= What is required =
Nothing in the data should change when you return it, but leave the pictures out.

START Data provided

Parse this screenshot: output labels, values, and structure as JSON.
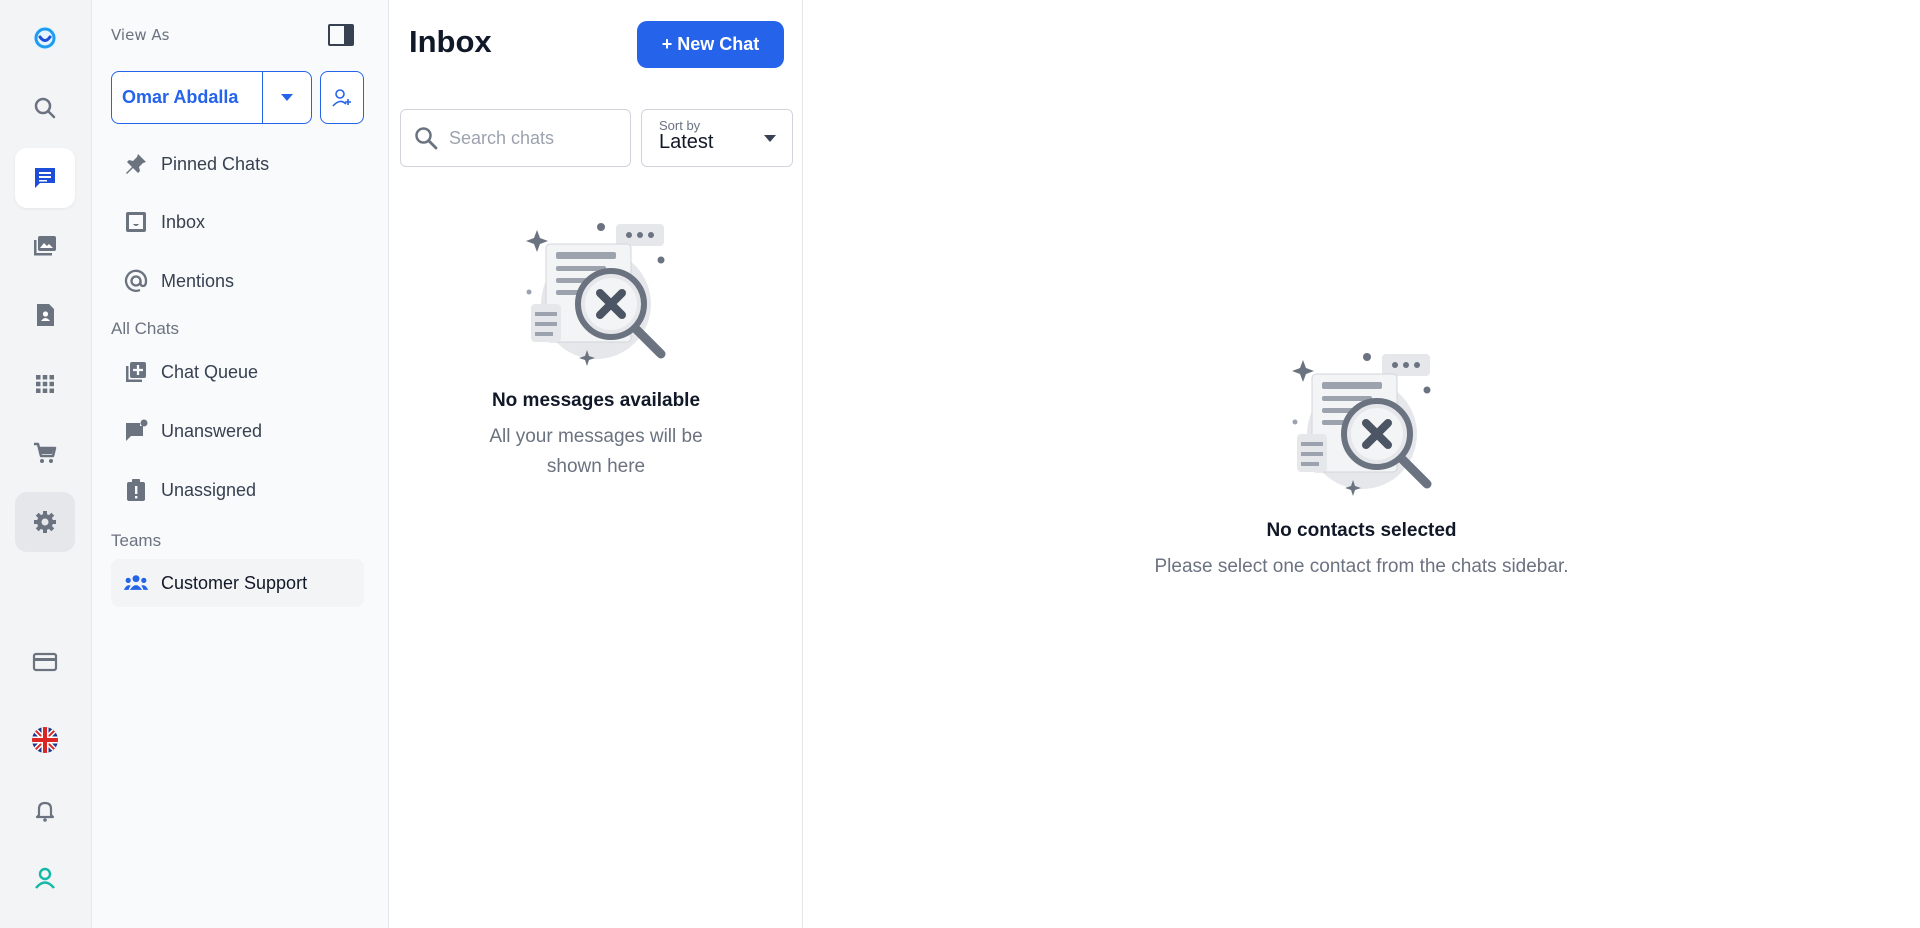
{
  "sidebar": {
    "view_as_label": "View As",
    "selected_user": "Omar Abdalla",
    "items": [
      {
        "label": "Pinned Chats"
      },
      {
        "label": "Inbox"
      },
      {
        "label": "Mentions"
      }
    ],
    "all_chats_label": "All Chats",
    "all_chats": [
      {
        "label": "Chat Queue"
      },
      {
        "label": "Unanswered"
      },
      {
        "label": "Unassigned"
      }
    ],
    "teams_label": "Teams",
    "teams": [
      {
        "label": "Customer Support"
      }
    ]
  },
  "inbox": {
    "title": "Inbox",
    "new_chat_label": "+ New Chat",
    "search_placeholder": "Search chats",
    "sort_label": "Sort by",
    "sort_value": "Latest",
    "empty_title": "No messages available",
    "empty_subtitle": "All your messages will be shown here"
  },
  "main": {
    "empty_title": "No contacts selected",
    "empty_subtitle": "Please select one contact from the chats sidebar."
  },
  "colors": {
    "accent": "#2563eb",
    "rail_bg": "#f3f4f6"
  },
  "icons": [
    "app-logo-icon",
    "search-icon",
    "chat-icon",
    "media-library-icon",
    "contact-card-icon",
    "apps-grid-icon",
    "cart-icon",
    "settings-icon",
    "credit-card-icon",
    "uk-flag-icon",
    "bell-icon",
    "profile-icon"
  ]
}
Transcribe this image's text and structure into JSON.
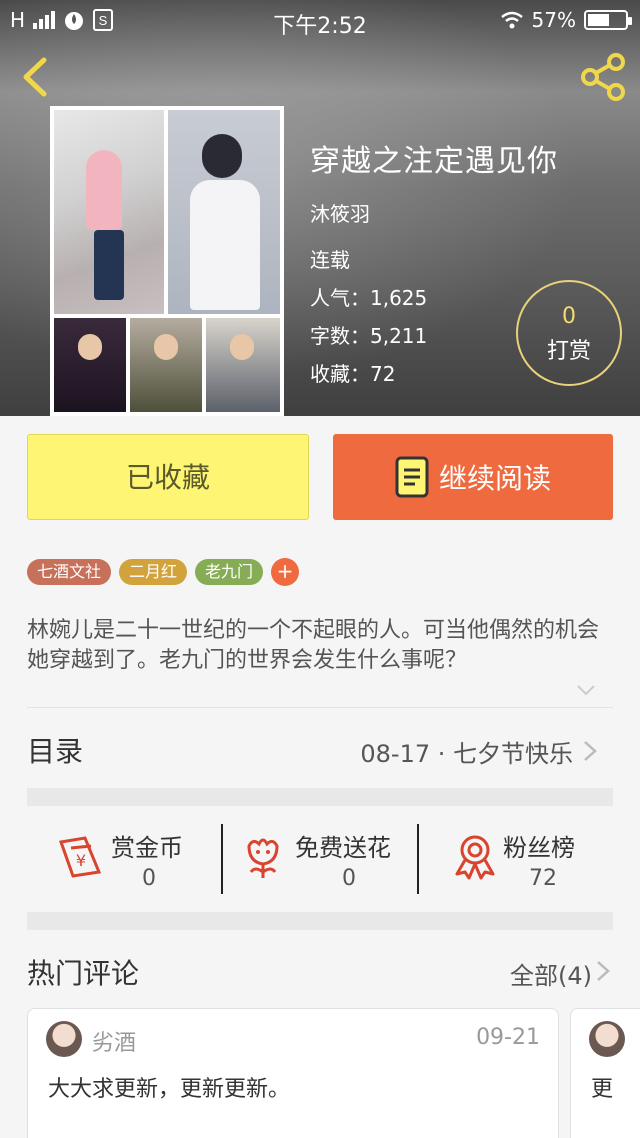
{
  "status_bar": {
    "carrier": "H",
    "time": "下午2:52",
    "battery": "57%",
    "battery_level": 0.57
  },
  "book": {
    "title": "穿越之注定遇见你",
    "author": "沐筱羽",
    "status": "连载",
    "popularity": "人气：1,625",
    "word_count": "字数：5,211",
    "favorites": "收藏：72"
  },
  "tip": {
    "count": "0",
    "label": "打赏"
  },
  "actions": {
    "collect_label": "已收藏",
    "read_label": "继续阅读"
  },
  "tags": [
    {
      "label": "七酒文社",
      "color": "#c7705a"
    },
    {
      "label": "二月红",
      "color": "#d2a33c"
    },
    {
      "label": "老九门",
      "color": "#86ad56"
    }
  ],
  "tag_add": "+",
  "description": "林婉儿是二十一世纪的一个不起眼的人。可当他偶然的机会她穿越到了。老九门的世界会发生什么事呢？",
  "toc": {
    "title": "目录",
    "latest": "08-17 · 七夕节快乐"
  },
  "stats": [
    {
      "label": "赏金币",
      "value": "0",
      "icon": "gold-coin-icon"
    },
    {
      "label": "免费送花",
      "value": "0",
      "icon": "flower-icon"
    },
    {
      "label": "粉丝榜",
      "value": "72",
      "icon": "ribbon-icon"
    }
  ],
  "comments_section": {
    "title": "热门评论",
    "all_label": "全部(4)"
  },
  "comments": [
    {
      "user": "劣酒",
      "date": "09-21",
      "text": "大大求更新，更新更新。"
    },
    {
      "user": "",
      "date": "",
      "text": "更"
    }
  ],
  "colors": {
    "accent_orange": "#ef6a3f",
    "collect_yellow": "#fff575",
    "icon_red": "#d9442e",
    "nav_yellow": "#f0d84a"
  }
}
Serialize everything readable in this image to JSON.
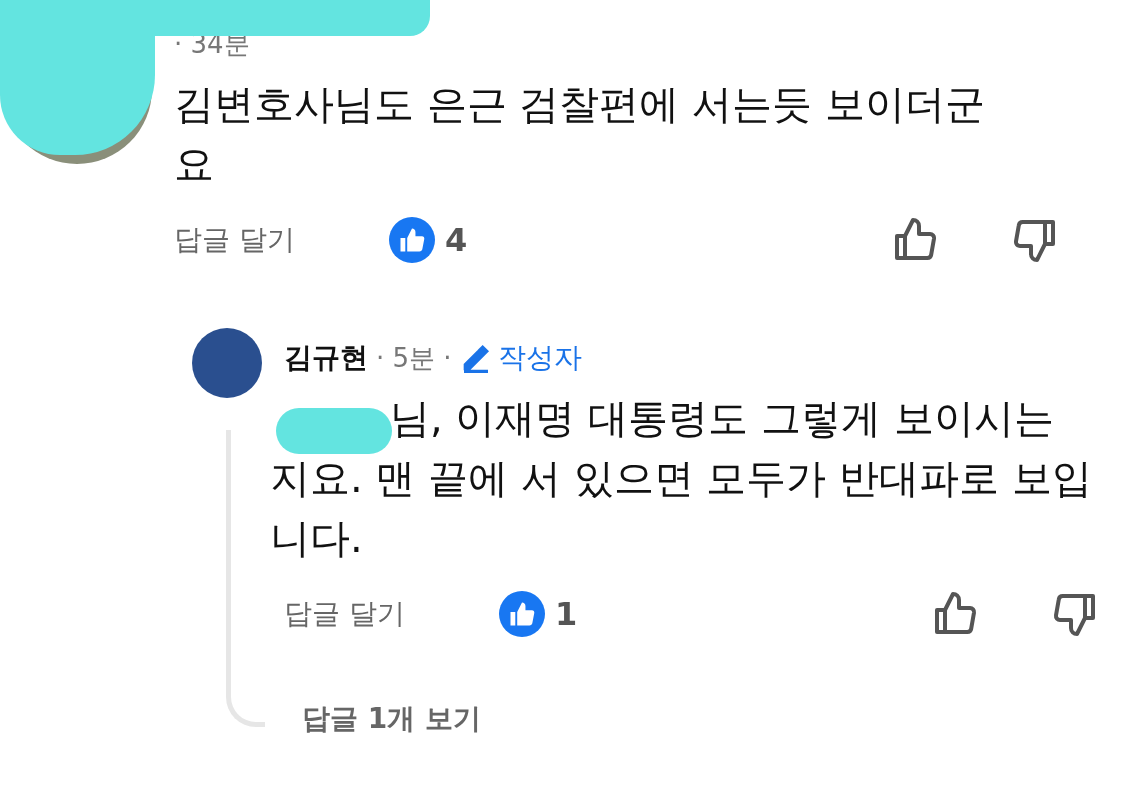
{
  "comment": {
    "redacted": true,
    "meta": "· 34분",
    "body": "김변호사님도 은근 검찰편에 서는듯 보이더군요",
    "reply_label": "답글 달기",
    "like_count": "4"
  },
  "reply": {
    "author": "김규현",
    "time": "· 5분 ·",
    "badge": "작성자",
    "mention_redacted": true,
    "body": "님, 이재명 대통령도 그렇게 보이시는지요. 맨 끝에 서 있으면 모두가 반대파로 보입니다.",
    "reply_label": "답글 달기",
    "like_count": "1"
  },
  "view_replies": "답글 1개 보기"
}
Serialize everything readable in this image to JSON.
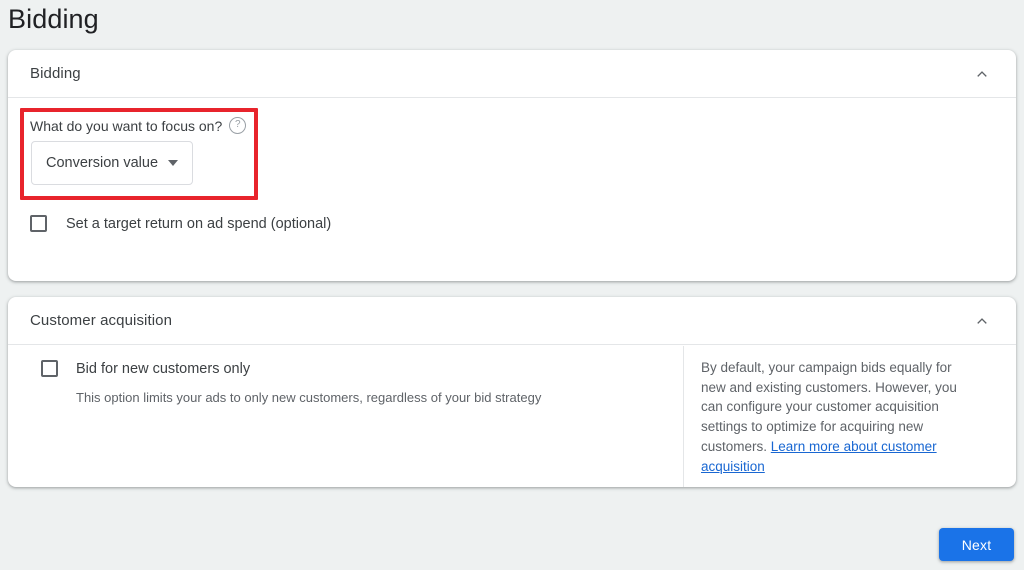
{
  "page": {
    "title": "Bidding"
  },
  "colors": {
    "accent": "#1a73e8",
    "highlight": "#e8242c",
    "link": "#1967d2",
    "page_background": "#eef1f1"
  },
  "cards": {
    "bidding": {
      "header_title": "Bidding",
      "collapse_icon": "chevron-up-icon",
      "focus_question": "What do you want to focus on?",
      "help_icon": "help-circle-icon",
      "focus_select_value": "Conversion value",
      "focus_select_arrow": "chevron-down-icon",
      "troas_checkbox_label": "Set a target return on ad spend (optional)",
      "troas_checked": false
    },
    "customer_acquisition": {
      "header_title": "Customer acquisition",
      "collapse_icon": "chevron-up-icon",
      "bid_new_customers_label": "Bid for new customers only",
      "bid_new_customers_checked": false,
      "bid_new_customers_sublabel": "This option limits your ads to only new customers, regardless of your bid strategy",
      "info_text": "By default, your campaign bids equally for new and existing customers. However, you can configure your customer acquisition settings to optimize for acquiring new customers. ",
      "info_link": "Learn more about customer acquisition"
    }
  },
  "footer": {
    "next_label": "Next"
  }
}
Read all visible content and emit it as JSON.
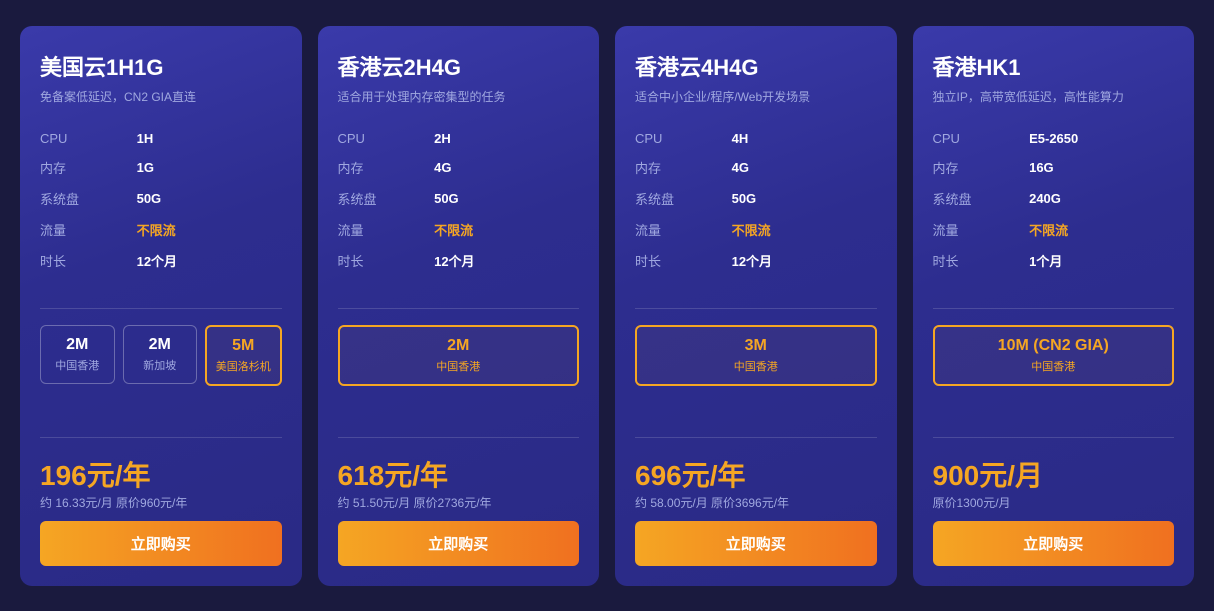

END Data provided

= Final answer =
Parse this screenshot: output labels, values, and structure as JSON.
{
  "sidebar": {
    "view_as_label": "View As",
    "selected_user": "Omar Abdalla",
    "items": [
      {
        "label": "Pinned Chats"
      },
      {
        "label": "Inbox"
      },
      {
        "label": "Mentions"
      }
    ],
    "all_chats_label": "All Chats",
    "all_chats": [
      {
        "label": "Chat Queue"
      },
      {
        "label": "Unanswered"
      },
      {
        "label": "Unassigned"
      }
    ],
    "teams_label": "Teams",
    "teams": [
      {
        "label": "Customer Support"
      }
    ]
  },
  "inbox": {
    "title": "Inbox",
    "new_chat_label": "+ New Chat",
    "search_placeholder": "Search chats",
    "sort_label": "Sort by",
    "sort_value": "Latest",
    "empty_title": "No messages available",
    "empty_subtitle": "All your messages will be shown here"
  },
  "main": {
    "empty_title": "No contacts selected",
    "empty_subtitle": "Please select one contact from the chats sidebar."
  },
  "colors": {
    "accent": "#2563eb",
    "rail_bg": "#f3f4f6"
  },
  "icons": [
    "app-logo-icon",
    "search-icon",
    "chat-icon",
    "media-library-icon",
    "contact-card-icon",
    "apps-grid-icon",
    "cart-icon",
    "settings-icon",
    "credit-card-icon",
    "uk-flag-icon",
    "bell-icon",
    "profile-icon"
  ]
}
Transcribe this image's text and structure into JSON.
{
  "status_bar": {
    "carrier": "H",
    "time": "下午2:52",
    "battery": "57%",
    "battery_level": 0.57
  },
  "book": {
    "title": "穿越之注定遇见你",
    "author": "沐筱羽",
    "status": "连载",
    "popularity": "人气：1,625",
    "word_count": "字数：5,211",
    "favorites": "收藏：72"
  },
  "tip": {
    "count": "0",
    "label": "打赏"
  },
  "actions": {
    "collect_label": "已收藏",
    "read_label": "继续阅读"
  },
  "tags": [
    {
      "label": "七酒文社",
      "color": "#c7705a"
    },
    {
      "label": "二月红",
      "color": "#d2a33c"
    },
    {
      "label": "老九门",
      "color": "#86ad56"
    }
  ],
  "tag_add": "+",
  "description": "林婉儿是二十一世纪的一个不起眼的人。可当他偶然的机会她穿越到了。老九门的世界会发生什么事呢？",
  "toc": {
    "title": "目录",
    "latest": "08-17 · 七夕节快乐"
  },
  "stats": [
    {
      "label": "赏金币",
      "value": "0",
      "icon": "gold-coin-icon"
    },
    {
      "label": "免费送花",
      "value": "0",
      "icon": "flower-icon"
    },
    {
      "label": "粉丝榜",
      "value": "72",
      "icon": "ribbon-icon"
    }
  ],
  "comments_section": {
    "title": "热门评论",
    "all_label": "全部(4)"
  },
  "comments": [
    {
      "user": "劣酒",
      "date": "09-21",
      "text": "大大求更新，更新更新。"
    },
    {
      "user": "",
      "date": "",
      "text": "更"
    }
  ],
  "colors": {
    "accent_orange": "#ef6a3f",
    "collect_yellow": "#fff575",
    "icon_red": "#d9442e",
    "nav_yellow": "#f0d84a"
  }
}
Serialize everything readable in this image to JSON.
{
  "comment": {
    "redacted": true,
    "meta": "· 34분",
    "body": "김변호사님도 은근 검찰편에 서는듯 보이더군요",
    "reply_label": "답글 달기",
    "like_count": "4"
  },
  "reply": {
    "author": "김규현",
    "time": "· 5분 ·",
    "badge": "작성자",
    "mention_redacted": true,
    "body": "님, 이재명 대통령도 그렇게 보이시는지요. 맨 끝에 서 있으면 모두가 반대파로 보입니다.",
    "reply_label": "답글 달기",
    "like_count": "1"
  },
  "view_replies": "답글 1개 보기"
}
Serialize everything readable in this image to JSON.
{
  "page": {
    "title": "Bidding"
  },
  "colors": {
    "accent": "#1a73e8",
    "highlight": "#e8242c",
    "link": "#1967d2",
    "page_background": "#eef1f1"
  },
  "cards": {
    "bidding": {
      "header_title": "Bidding",
      "collapse_icon": "chevron-up-icon",
      "focus_question": "What do you want to focus on?",
      "help_icon": "help-circle-icon",
      "focus_select_value": "Conversion value",
      "focus_select_arrow": "chevron-down-icon",
      "troas_checkbox_label": "Set a target return on ad spend (optional)",
      "troas_checked": false
    },
    "customer_acquisition": {
      "header_title": "Customer acquisition",
      "collapse_icon": "chevron-up-icon",
      "bid_new_customers_label": "Bid for new customers only",
      "bid_new_customers_checked": false,
      "bid_new_customers_sublabel": "This option limits your ads to only new customers, regardless of your bid strategy",
      "info_text": "By default, your campaign bids equally for new and existing customers. However, you can configure your customer acquisition settings to optimize for acquiring new customers. ",
      "info_link": "Learn more about customer acquisition"
    }
  },
  "footer": {
    "next_label": "Next"
  }
}
Read all visible content and emit it as JSON.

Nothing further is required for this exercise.